──────── SUPPLIED ENTRIES
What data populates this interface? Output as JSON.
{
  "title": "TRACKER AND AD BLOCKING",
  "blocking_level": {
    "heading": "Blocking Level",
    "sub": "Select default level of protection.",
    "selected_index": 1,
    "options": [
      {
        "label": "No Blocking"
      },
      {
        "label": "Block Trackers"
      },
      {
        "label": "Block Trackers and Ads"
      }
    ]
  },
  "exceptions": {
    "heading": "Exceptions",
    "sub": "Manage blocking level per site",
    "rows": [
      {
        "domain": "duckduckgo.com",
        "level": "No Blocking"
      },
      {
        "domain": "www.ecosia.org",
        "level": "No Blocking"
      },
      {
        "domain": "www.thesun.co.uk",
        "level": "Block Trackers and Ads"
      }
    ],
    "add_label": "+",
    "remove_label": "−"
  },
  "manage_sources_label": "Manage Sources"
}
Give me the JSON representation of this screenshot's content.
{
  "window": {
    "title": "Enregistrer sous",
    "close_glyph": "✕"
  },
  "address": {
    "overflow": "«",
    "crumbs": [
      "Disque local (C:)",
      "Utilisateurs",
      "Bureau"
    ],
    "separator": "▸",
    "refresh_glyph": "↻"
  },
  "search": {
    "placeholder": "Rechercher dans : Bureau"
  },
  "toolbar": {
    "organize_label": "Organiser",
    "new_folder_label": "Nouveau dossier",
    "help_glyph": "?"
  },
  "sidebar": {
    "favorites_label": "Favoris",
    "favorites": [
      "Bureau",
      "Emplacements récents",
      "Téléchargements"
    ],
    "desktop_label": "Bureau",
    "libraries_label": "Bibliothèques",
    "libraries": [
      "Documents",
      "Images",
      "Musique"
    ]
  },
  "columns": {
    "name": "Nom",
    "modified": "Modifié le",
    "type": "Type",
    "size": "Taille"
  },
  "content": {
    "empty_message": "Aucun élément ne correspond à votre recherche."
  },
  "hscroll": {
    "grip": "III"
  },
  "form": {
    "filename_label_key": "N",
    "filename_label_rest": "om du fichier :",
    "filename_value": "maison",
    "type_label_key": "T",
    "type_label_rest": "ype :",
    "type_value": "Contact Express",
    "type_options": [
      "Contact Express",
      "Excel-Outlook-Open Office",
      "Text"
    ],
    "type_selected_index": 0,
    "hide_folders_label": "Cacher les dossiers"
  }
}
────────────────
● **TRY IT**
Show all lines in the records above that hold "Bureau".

● **WRITTEN RESPONSE**
      "Bureau"
    "placeholder": "Rechercher dans : Bureau"
      "Bureau",
    "desktop_label": "Bureau",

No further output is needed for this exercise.